:: Task description ::
Copy each line from the entries that the word "value" appears in.
===== Excerpted records =====
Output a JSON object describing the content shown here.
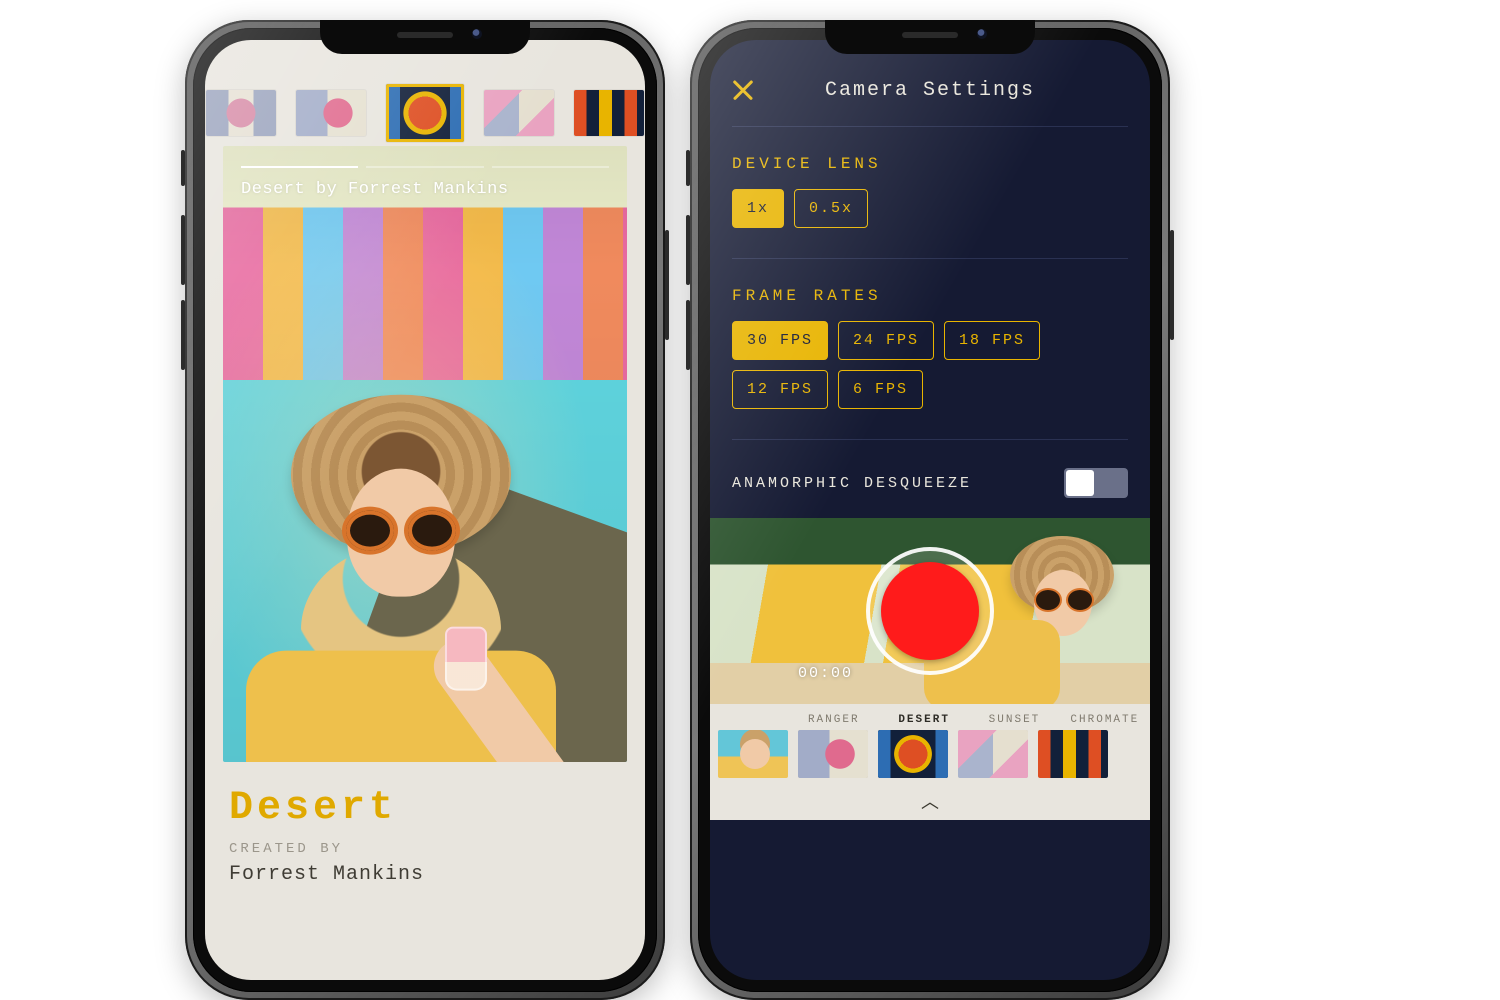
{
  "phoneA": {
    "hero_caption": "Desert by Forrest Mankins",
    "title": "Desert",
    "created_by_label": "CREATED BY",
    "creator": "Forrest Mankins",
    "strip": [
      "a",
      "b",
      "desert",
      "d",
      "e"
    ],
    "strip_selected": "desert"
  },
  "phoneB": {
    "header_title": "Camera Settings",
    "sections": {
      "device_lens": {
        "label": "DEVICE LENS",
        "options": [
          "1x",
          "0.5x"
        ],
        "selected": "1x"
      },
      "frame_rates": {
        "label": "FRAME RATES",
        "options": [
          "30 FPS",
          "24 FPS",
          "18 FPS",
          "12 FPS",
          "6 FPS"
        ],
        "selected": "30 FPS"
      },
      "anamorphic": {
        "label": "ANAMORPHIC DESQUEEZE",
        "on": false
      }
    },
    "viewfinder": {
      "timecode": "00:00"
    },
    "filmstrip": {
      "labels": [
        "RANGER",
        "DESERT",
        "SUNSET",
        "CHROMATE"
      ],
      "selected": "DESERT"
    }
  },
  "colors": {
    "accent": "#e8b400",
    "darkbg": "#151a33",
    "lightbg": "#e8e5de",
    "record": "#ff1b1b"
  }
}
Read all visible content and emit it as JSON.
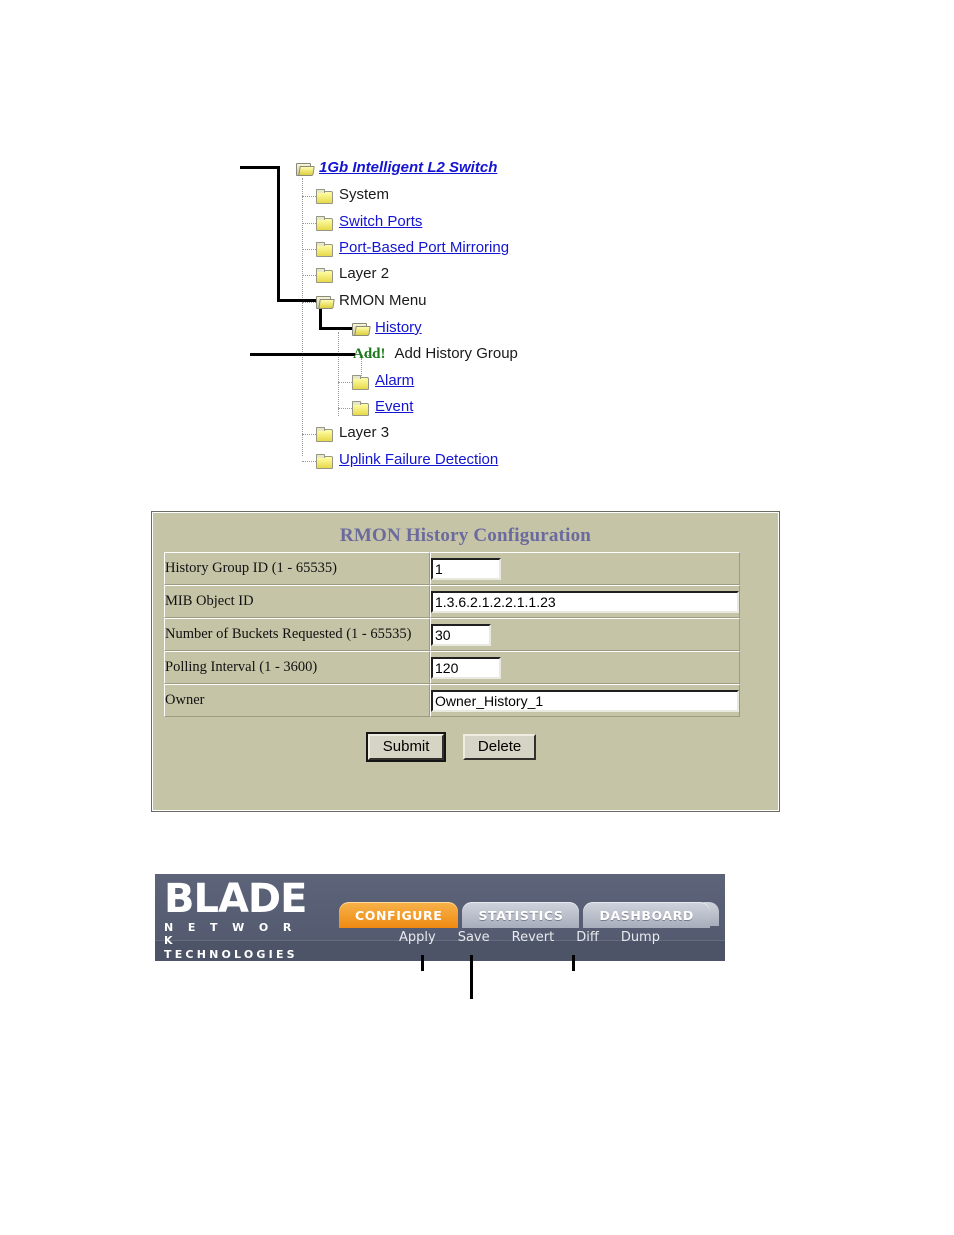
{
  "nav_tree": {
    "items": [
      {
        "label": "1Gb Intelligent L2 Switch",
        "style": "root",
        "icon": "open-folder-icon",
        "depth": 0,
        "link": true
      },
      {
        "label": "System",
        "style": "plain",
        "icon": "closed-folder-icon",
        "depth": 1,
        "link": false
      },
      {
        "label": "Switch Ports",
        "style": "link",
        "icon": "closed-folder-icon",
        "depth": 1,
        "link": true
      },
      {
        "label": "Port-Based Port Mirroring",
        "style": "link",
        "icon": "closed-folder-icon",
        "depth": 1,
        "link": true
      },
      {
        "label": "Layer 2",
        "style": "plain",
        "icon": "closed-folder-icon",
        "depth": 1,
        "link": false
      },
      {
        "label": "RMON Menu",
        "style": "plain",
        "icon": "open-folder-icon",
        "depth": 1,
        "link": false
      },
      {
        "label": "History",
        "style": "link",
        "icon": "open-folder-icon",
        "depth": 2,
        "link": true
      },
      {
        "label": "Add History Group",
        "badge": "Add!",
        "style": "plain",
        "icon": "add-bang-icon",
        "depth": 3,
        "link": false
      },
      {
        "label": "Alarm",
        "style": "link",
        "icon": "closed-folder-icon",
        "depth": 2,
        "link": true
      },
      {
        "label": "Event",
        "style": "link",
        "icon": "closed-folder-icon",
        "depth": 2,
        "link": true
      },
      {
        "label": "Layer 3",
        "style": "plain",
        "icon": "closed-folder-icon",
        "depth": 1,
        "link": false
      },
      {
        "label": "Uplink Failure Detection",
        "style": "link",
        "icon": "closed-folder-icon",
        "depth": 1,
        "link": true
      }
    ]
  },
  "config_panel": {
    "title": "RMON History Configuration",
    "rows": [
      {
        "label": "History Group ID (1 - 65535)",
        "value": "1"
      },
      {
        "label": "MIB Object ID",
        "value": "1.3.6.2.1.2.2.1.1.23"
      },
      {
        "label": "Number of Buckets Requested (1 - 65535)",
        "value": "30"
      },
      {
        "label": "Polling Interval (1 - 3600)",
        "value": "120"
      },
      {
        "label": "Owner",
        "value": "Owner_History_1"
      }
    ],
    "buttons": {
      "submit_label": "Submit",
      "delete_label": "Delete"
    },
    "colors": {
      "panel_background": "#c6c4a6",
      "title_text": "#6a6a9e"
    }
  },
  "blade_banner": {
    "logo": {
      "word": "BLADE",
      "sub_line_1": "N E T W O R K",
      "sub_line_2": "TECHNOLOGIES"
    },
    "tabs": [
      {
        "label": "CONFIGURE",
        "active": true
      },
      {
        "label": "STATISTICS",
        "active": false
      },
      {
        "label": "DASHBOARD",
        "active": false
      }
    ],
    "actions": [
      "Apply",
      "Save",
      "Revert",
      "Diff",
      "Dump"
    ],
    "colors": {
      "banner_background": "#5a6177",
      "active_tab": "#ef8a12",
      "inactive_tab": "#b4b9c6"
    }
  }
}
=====
:: Exercise output ::
        "value": "1"
        "value": "1.3.6.2.1.2.2.1.1.23"
        "value": "30"
        "value": "120"
        "value": "Owner_History_1"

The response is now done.